Viktor Frankl, the psychotherapist who survived Auschwitz, used to emphasize that our lives are determined not by what happens to us but by how we respond to what happens to us – and how we respond depends on how we interpret events. Is this disaster the end of my world or is it life calling on me to exercise heroic strength so that I can survive and help others to survive? The same circumstances may be interpreted differently by two people, leading one to despair, the other to heroic endurance. The facts may be the same but the meanings are diametrically different. How we interpret the world affects how we respond to the world, and it is our responses that shape our lives, individually and collectively.
That is why, in the famous words of Max De Pree, “The first responsibility of a leader is to define reality.”
Within every family, every community, and every organisation, there are trials, tests and tribulations. Do these lead to arguments, blame and recrimination? Or does the group see them providentially, as a route to some future good (a “descent that leads to an ascent” as the Lubavitcher Rebbe always used to say)? Does it work together to meet the challenge? Much, perhaps all, will depend on how the group defines its reality. This in turn will depend on the leadership or absence of leadership that it has had until now. Strong families and communities have a clear sense of what their ideals are, and they are not blown off-course by the winds of change.
No one did this more powerfully than Moses in the way he monumentally framed the choice: between good and bad, life and death, the blessing and the curse, following God on the one hand, or choosing the values of neighbouring civilizations on the other. That clarity is why the Hittites, Canaanites, Perizzites and Jebusites are no more, while the people of Israel still lives, despite an unparalleled history of circumstantial change.
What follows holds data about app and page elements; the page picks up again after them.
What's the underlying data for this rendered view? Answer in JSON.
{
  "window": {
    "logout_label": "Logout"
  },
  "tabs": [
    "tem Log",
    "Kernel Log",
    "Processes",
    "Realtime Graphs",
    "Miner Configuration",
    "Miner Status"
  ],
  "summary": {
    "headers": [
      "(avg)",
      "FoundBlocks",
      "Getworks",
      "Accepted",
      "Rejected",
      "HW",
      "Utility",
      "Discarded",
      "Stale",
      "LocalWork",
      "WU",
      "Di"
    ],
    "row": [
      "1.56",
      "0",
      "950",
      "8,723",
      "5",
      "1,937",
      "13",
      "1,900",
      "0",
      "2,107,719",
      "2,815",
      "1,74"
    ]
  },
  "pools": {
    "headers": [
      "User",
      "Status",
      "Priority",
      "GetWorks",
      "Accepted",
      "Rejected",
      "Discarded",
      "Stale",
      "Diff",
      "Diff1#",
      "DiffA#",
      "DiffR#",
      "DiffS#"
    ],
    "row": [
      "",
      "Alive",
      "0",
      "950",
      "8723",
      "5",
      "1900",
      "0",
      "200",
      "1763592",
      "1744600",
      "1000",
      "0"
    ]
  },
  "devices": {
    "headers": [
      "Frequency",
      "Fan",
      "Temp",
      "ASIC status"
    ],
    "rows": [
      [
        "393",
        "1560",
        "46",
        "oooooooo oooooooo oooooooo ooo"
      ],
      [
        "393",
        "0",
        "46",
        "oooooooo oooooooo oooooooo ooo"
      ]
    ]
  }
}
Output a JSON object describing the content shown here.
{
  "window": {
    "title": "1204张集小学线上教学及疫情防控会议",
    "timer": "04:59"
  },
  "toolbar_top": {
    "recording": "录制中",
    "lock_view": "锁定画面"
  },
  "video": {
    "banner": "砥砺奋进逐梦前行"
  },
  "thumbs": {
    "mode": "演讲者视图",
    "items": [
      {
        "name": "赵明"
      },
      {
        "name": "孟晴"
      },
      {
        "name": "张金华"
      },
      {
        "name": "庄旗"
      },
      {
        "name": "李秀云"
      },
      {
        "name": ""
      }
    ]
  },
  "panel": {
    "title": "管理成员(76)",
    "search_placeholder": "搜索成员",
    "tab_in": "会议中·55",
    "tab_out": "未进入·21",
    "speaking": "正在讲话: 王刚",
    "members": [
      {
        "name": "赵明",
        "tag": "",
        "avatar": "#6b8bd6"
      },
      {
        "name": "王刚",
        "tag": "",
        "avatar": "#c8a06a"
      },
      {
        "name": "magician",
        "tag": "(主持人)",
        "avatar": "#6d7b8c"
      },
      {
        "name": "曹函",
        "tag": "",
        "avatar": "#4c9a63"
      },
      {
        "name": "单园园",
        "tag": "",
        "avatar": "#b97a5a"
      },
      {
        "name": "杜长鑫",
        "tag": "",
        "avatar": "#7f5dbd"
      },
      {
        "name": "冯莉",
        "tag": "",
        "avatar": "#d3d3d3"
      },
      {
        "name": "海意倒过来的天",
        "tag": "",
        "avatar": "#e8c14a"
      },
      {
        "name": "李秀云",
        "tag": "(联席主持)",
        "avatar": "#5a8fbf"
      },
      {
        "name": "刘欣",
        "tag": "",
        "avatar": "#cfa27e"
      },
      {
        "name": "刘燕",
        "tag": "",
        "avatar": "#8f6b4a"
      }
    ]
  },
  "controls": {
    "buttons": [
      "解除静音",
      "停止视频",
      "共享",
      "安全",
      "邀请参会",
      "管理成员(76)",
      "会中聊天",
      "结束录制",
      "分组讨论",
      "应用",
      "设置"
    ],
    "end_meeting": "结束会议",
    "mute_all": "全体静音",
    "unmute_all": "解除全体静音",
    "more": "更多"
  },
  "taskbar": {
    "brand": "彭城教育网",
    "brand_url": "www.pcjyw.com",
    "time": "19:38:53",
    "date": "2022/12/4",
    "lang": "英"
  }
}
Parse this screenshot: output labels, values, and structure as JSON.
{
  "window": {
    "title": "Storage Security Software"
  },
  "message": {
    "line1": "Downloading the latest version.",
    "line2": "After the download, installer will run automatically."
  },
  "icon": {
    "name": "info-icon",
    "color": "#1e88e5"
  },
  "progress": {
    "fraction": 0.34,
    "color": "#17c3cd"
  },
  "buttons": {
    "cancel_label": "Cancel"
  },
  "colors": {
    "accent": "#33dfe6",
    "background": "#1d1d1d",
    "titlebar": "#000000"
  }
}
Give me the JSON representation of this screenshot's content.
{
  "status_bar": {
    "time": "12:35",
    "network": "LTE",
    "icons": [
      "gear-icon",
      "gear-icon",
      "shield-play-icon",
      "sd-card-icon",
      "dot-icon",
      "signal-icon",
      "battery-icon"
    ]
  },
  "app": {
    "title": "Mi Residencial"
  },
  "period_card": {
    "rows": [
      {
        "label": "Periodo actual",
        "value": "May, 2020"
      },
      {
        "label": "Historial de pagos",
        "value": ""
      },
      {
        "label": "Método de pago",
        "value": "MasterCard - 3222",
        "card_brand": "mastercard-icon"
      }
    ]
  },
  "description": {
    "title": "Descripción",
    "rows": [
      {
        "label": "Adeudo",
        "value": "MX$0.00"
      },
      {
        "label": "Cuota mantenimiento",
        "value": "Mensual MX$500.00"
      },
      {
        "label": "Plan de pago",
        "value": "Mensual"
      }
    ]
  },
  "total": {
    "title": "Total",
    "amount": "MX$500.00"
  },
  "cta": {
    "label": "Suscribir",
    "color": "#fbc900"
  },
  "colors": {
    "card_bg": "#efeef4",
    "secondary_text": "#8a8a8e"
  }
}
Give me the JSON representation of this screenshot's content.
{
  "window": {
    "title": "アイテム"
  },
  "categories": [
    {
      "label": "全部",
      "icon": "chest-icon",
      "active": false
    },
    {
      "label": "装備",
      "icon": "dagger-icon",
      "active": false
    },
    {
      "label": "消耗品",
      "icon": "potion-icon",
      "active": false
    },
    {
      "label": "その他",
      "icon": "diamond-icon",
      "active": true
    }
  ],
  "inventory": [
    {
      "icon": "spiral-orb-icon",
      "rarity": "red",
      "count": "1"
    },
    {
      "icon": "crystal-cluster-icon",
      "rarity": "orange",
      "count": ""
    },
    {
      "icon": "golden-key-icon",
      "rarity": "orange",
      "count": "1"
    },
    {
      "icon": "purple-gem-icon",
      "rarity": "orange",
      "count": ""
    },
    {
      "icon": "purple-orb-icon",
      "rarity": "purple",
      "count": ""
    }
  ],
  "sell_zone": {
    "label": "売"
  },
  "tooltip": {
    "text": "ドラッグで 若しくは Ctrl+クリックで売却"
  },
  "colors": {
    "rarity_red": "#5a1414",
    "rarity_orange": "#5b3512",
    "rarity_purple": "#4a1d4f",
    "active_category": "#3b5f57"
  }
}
Who are we? Where are we? What are we trying to achieve and what kind of people do we aspire to be? These are the questions leaders help the group ask and answer, and when a group does so together it is blessed with exceptional resilience and strength.
 Max De Pree, Leadership is an Art, New York, Doubleday, 1989.